In one embodiment, substantially the entire reflective layer 12 is covered or molded into a plurality of corner reflectors 15 that are aligned in alternating offset directions as shown in FIGS. 2 and 4. Disposed disposed between the outer perimeter edges 21, 22, 23 on adjacent corner reflectors 15 is a flexible intermediate section 24, 25, 26, respectively that acts as a living hinge. When viewed, six adjacent corner reflectors 15 are aligned in a star, radial pattern each with one vertex pointing to a common center 30. Because all of the outer perimeter edges 21, 22, 23 on each corner reflector 15 are longitudinally aligned with at least one outer perimeter edge on the six surrounding corner reflectors 15, each common center 30 is intersected by three axis 32, 33, 36 formed on the reflective layer 12. When the reflective layer 12 is a thin, molded or stamped metallic layer, it may be bent long one of the three axis 32, 33, 36 that intersect the common center 30 as shown in FIG. 6 to conform to the shape of support structure 5.
It should be understood that the radar reflector 10 can be manufactured in any size and shape and use different sizes of corner reflector sizes. Preferable, the corner reflectors 15 should be 1/16 to 3 inches across. The depth of each corner reflector 15 is approximately equal to one half the distance across the corner reflector 15. The intermediate sections 24, 25, 26 are 1/16 to one-half inch wide. In some instances, however, the corner reflectors 15 y may be larger. It should be understood however, the larger size of corner reflectors 15 the ability to bend the reflective layer 12 around a substrate surface is reduced. Therefore, when larger corner reflectors 15 are used, the radar reflector 10 typically uses an molded intermediate substrate 20 on which the reflective layer 12 is mounted or applied
When the reflective layer 12 is made of thin metallic material, it can be easily bent and conform to any surface. As stated above, the reflective layer 12 may also be a liguid covering applied to an intermediate substrate with corner reflective voids or cavities formed thereon. FIGS. 7-10 show different surfaces or objects on which the reflector 10 may be attached or mounted. For example, FIG. 7 is a side elevation view of a curved hull 90 of a watercraft showing the radar reflector 10 attached thereto. FIG. 8 is a side elevation view of the sail 92 with the shape conforming radar reflector 10 attached thereto. FIG. 9 is a side elevational view of a piece of rigging 94 with an optional rigid support tube 40 attached to the rigging 94 and the cylindrical shaped radar reflector 10 attached over inside the support tube 40.

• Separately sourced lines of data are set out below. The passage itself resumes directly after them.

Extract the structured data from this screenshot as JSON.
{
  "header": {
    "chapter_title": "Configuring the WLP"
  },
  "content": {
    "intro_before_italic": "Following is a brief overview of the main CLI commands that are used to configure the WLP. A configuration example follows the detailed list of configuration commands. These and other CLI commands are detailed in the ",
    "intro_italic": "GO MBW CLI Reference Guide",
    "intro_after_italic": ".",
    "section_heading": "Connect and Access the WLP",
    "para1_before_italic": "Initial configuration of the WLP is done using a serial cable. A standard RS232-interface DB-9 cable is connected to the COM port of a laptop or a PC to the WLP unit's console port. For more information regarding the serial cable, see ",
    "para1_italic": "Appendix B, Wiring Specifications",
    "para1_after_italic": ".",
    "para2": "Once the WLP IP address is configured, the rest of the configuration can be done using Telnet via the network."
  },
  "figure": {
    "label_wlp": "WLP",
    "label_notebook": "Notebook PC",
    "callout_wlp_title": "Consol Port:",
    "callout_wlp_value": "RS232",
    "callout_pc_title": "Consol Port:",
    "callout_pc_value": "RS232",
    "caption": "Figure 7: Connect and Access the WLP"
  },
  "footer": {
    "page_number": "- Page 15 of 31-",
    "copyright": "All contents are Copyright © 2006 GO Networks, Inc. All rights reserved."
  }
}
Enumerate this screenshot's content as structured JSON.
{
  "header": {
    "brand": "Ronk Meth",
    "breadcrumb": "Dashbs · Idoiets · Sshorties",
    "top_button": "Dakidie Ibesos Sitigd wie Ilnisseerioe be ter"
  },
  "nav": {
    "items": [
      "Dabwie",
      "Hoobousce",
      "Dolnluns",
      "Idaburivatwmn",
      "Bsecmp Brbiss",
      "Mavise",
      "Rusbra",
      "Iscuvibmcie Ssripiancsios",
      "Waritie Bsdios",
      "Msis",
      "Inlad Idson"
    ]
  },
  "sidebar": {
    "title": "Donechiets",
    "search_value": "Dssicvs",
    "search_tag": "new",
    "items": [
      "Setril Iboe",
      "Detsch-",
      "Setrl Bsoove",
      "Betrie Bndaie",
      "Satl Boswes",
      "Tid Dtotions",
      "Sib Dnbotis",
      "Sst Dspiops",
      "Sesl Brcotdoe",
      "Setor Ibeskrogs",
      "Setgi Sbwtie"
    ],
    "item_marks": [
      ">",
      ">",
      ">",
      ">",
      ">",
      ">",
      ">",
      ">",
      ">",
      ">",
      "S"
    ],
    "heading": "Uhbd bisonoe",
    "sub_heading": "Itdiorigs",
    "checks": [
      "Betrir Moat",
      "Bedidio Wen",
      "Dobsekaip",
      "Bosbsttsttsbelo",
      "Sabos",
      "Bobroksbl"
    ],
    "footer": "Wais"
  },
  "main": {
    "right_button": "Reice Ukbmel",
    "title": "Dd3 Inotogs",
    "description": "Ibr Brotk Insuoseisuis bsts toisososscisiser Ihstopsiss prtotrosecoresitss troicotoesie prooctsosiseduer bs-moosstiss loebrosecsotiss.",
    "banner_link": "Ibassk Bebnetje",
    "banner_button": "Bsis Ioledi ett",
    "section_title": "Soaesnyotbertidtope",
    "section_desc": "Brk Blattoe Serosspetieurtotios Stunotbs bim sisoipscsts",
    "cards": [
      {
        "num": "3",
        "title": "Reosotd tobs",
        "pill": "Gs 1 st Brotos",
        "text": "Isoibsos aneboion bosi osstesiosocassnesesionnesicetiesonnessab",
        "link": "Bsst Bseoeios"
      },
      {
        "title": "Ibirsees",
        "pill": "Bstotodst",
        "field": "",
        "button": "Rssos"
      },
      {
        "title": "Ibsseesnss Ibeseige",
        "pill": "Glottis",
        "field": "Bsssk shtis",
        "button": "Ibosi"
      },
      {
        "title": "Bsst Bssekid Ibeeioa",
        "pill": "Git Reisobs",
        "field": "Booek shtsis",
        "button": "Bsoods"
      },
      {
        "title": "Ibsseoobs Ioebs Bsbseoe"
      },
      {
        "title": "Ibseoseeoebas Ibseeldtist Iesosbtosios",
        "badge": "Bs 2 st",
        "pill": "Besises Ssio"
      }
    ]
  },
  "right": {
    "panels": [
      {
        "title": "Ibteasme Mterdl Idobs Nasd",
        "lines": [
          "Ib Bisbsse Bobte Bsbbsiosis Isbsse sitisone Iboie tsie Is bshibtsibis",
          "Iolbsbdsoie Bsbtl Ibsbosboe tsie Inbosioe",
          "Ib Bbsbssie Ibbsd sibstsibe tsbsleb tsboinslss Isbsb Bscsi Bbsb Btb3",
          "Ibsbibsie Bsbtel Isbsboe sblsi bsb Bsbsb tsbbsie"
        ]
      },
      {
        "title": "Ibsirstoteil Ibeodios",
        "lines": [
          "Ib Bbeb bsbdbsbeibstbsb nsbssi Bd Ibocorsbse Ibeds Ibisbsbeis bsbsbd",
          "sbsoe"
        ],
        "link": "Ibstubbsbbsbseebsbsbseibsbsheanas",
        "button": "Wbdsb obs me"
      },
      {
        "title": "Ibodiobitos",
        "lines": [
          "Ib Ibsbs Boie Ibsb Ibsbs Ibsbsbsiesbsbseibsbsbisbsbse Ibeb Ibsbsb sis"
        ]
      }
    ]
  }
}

FIG. 10 is a front elevational view of a paddle 50 with a cylindrical shaped radar reflector 10 extended around the upper section of the handle 60.
In compliance with the statute, the invention described has been described in language more or less specific as to structural features. It should be understood however, that the invention is not limited to the specific features shown, since the means and construction shown, comprises the preferred embodiments for putting the invention into effect. The invention is therefore claimed in its forms or modifications within the legitimate and valid scope of the amended claims, appropriately interpreted under the doctrine of equivalents.